▶ **Study material**
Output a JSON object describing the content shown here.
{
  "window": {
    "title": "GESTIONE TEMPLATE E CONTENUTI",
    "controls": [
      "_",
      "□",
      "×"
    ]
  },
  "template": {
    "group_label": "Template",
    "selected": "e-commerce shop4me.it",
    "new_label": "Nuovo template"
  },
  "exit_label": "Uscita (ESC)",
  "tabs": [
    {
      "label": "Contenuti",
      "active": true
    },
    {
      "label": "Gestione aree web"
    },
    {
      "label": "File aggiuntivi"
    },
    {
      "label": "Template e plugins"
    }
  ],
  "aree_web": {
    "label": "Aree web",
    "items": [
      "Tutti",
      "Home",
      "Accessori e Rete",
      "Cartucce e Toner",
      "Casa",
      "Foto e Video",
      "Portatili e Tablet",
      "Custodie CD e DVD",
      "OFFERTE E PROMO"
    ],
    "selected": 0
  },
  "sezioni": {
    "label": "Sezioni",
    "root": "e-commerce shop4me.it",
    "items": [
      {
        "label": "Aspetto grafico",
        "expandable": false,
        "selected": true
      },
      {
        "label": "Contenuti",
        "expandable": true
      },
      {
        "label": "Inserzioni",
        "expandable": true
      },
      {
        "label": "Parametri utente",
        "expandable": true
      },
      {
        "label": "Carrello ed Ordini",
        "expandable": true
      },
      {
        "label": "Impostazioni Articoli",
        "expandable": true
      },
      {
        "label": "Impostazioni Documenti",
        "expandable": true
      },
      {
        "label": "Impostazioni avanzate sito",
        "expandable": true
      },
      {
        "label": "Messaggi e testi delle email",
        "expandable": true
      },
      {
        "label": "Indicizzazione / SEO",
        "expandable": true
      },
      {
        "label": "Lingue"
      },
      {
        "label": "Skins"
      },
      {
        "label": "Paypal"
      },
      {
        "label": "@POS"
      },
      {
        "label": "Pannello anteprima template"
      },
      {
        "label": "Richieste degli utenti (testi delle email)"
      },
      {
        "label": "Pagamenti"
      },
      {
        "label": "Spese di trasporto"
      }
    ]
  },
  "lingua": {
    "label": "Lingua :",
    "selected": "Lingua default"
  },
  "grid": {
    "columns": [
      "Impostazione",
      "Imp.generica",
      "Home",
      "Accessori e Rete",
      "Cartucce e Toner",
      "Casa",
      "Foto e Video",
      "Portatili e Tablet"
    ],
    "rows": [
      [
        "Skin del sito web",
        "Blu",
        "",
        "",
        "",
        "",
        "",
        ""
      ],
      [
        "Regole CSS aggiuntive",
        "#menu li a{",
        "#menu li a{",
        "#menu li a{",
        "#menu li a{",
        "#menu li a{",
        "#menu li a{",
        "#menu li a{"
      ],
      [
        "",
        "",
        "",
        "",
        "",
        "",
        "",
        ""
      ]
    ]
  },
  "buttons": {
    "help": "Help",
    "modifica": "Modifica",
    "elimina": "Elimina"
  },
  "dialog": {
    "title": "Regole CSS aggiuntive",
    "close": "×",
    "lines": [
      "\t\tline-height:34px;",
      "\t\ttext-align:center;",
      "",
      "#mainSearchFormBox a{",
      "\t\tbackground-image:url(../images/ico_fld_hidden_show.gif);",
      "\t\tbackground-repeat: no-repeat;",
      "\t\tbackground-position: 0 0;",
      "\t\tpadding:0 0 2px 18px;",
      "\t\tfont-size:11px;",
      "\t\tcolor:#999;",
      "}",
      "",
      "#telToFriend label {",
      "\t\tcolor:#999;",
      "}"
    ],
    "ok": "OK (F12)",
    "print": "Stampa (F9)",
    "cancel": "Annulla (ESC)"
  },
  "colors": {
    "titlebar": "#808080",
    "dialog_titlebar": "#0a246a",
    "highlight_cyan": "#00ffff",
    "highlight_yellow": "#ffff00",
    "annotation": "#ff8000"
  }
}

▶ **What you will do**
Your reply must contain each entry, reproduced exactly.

▶ **Written solution**
Output a JSON object describing the content shown here.
{
  "window": {
    "title": "GESTIONE TEMPLATE E CONTENUTI",
    "controls": [
      "_",
      "□",
      "×"
    ]
  },
  "template": {
    "group_label": "Template",
    "selected": "e-commerce shop4me.it",
    "new_label": "Nuovo template"
  },
  "exit_label": "Uscita (ESC)",
  "tabs": [
    {
      "label": "Contenuti",
      "active": true
    },
    {
      "label": "Gestione aree web"
    },
    {
      "label": "File aggiuntivi"
    },
    {
      "label": "Template e plugins"
    }
  ],
  "aree_web": {
    "label": "Aree web",
    "items": [
      "Tutti",
      "Home",
      "Accessori e Rete",
      "Cartucce e Toner",
      "Casa",
      "Foto e Video",
      "Portatili e Tablet",
      "Custodie CD e DVD",
      "OFFERTE E PROMO"
    ],
    "selected": 0
  },
  "sezioni": {
    "label": "Sezioni",
    "root": "e-commerce shop4me.it",
    "items": [
      {
        "label": "Aspetto grafico",
        "expandable": false,
        "selected": true
      },
      {
        "label": "Contenuti",
        "expandable": true
      },
      {
        "label": "Inserzioni",
        "expandable": true
      },
      {
        "label": "Parametri utente",
        "expandable": true
      },
      {
        "label": "Carrello ed Ordini",
        "expandable": true
      },
      {
        "label": "Impostazioni Articoli",
        "expandable": true
      },
      {
        "label": "Impostazioni Documenti",
        "expandable": true
      },
      {
        "label": "Impostazioni avanzate sito",
        "expandable": true
      },
      {
        "label": "Messaggi e testi delle email",
        "expandable": true
      },
      {
        "label": "Indicizzazione / SEO",
        "expandable": true
      },
      {
        "label": "Lingue"
      },
      {
        "label": "Skins"
      },
      {
        "label": "Paypal"
      },
      {
        "label": "@POS"
      },
      {
        "label": "Pannello anteprima template"
      },
      {
        "label": "Richieste degli utenti (testi delle email)"
      },
      {
        "label": "Pagamenti"
      },
      {
        "label": "Spese di trasporto"
      }
    ]
  },
  "lingua": {
    "label": "Lingua :",
    "selected": "Lingua default"
  },
  "grid": {
    "columns": [
      "Impostazione",
      "Imp.generica",
      "Home",
      "Accessori e Rete",
      "Cartucce e Toner",
      "Casa",
      "Foto e Video",
      "Portatili e Tablet"
    ],
    "rows": [
      [
        "Skin del sito web",
        "Blu",
        "",
        "",
        "",
        "",
        "",
        ""
      ],
      [
        "Regole CSS aggiuntive",
        "#menu li a{",
        "#menu li a{",
        "#menu li a{",
        "#menu li a{",
        "#menu li a{",
        "#menu li a{",
        "#menu li a{"
      ],
      [
        "",
        "",
        "",
        "",
        "",
        "",
        "",
        ""
      ]
    ]
  },
  "buttons": {
    "help": "Help",
    "modifica": "Modifica",
    "elimina": "Elimina"
  },
  "dialog": {
    "title": "Regole CSS aggiuntive",
    "close": "×",
    "lines": [
      "\t\tline-height:34px;",
      "\t\ttext-align:center;",
      "",
      "#mainSearchFormBox a{",
      "\t\tbackground-image:url(../images/ico_fld_hidden_show.gif);",
      "\t\tbackground-repeat: no-repeat;",
      "\t\tbackground-position: 0 0;",
      "\t\tpadding:0 0 2px 18px;",
      "\t\tfont-size:11px;",
      "\t\tcolor:#999;",
      "}",
      "",
      "#telToFriend label {",
      "\t\tcolor:#999;",
      "}"
    ],
    "ok": "OK (F12)",
    "print": "Stampa (F9)",
    "cancel": "Annulla (ESC)"
  },
  "colors": {
    "titlebar": "#808080",
    "dialog_titlebar": "#0a246a",
    "highlight_cyan": "#00ffff",
    "highlight_yellow": "#ffff00",
    "annotation": "#ff8000"
  }
}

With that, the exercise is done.